Gove told the inquiry that the “temptation” at “certain points” to seek political advantage is “clearly there” with the Scottish Government, given the “cause to which they have devoted their lives”.

He said: “Some of the language used, the desire to have ‘a good old fashioned rammy with the UK Government’ and some of the other language used which I shan’t repeat now does lead me to believe that at that point, there was a desire to pursue differentiation for the sake of advancing a political agenda.

“I want to take as balanced as an approach that I can, paying tribute to her [Sturgeon’s] energy and hard work in seeking to do what was right while at the same time acknowledging the SNP is a political movement with a clear goal and its members and its leadership have seldom missed an opportunity in other times to seek differentiation to advance their cause.”
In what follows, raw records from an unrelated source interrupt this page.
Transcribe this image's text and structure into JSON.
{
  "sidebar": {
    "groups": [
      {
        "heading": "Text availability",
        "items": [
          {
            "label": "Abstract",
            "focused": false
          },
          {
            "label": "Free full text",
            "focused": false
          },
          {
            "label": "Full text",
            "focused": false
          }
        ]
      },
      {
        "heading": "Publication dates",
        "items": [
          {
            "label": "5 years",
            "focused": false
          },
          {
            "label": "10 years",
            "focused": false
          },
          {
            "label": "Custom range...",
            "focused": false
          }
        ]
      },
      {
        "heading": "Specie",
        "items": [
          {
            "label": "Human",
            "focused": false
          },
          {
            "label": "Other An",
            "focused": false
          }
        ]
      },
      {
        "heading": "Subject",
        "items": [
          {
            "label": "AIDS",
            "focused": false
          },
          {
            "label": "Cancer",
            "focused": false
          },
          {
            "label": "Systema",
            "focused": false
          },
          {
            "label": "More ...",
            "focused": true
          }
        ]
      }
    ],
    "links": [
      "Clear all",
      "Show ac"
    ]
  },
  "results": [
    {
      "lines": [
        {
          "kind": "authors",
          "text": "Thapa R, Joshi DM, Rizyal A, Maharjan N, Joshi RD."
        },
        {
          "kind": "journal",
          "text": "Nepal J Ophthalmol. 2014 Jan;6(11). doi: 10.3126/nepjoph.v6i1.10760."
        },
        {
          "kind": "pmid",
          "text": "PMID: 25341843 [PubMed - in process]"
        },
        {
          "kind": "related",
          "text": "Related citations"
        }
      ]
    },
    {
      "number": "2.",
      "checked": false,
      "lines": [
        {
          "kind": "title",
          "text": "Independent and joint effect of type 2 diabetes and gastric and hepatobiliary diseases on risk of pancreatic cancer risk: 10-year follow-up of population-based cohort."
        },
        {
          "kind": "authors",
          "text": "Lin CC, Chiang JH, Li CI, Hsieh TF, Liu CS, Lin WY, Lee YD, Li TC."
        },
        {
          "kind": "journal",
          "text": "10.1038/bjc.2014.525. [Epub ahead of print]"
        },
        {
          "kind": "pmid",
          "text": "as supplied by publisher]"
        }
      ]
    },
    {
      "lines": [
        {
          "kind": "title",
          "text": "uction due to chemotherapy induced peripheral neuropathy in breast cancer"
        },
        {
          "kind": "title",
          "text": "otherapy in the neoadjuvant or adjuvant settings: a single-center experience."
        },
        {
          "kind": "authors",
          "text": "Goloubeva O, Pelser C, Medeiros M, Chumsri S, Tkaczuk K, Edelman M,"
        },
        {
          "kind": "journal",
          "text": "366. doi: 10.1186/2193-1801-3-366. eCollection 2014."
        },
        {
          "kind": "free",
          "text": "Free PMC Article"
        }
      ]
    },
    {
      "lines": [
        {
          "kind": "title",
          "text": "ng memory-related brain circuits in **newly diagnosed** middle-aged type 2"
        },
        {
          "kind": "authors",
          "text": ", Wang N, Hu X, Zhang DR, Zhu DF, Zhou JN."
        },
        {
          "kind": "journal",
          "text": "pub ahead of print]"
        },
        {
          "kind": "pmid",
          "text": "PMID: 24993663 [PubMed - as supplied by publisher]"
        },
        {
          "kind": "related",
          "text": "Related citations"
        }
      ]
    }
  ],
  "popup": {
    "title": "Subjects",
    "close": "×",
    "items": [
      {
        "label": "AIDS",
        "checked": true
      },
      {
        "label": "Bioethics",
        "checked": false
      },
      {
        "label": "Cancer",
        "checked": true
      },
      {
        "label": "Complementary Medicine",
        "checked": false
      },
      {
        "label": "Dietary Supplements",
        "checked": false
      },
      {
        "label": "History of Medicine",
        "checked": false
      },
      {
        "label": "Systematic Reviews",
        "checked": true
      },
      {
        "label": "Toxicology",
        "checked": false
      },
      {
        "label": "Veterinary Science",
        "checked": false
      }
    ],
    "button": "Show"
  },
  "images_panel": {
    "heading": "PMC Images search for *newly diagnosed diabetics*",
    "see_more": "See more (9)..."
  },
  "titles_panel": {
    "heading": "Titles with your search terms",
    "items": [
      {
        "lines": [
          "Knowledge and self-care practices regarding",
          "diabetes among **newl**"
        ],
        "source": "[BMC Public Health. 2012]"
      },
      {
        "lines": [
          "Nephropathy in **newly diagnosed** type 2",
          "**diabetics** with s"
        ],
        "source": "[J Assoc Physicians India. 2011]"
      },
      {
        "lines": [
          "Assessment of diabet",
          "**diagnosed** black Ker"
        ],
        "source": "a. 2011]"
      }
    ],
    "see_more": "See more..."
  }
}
The references to a “rammy” came from evidence given to the inquiry by Liz Lloyd, Sturgeon’s former chief of staff.

WhatsApps revealed that Lloyd told the then first minister that she had “set a timetable” for the UK Government to answer the Scottish Government on furlough as a “purely political” move.

Speaking at the inquiry, the former chief of staff defended the move, saying it was a tactic to attempt to get the UK Government to change course on decisions.

Lloyd said: “I was looking for a spat with a purpose. It had been shown in the past that they would sometimes change their mind if they felt that pressure and I wanted them to change their mind.”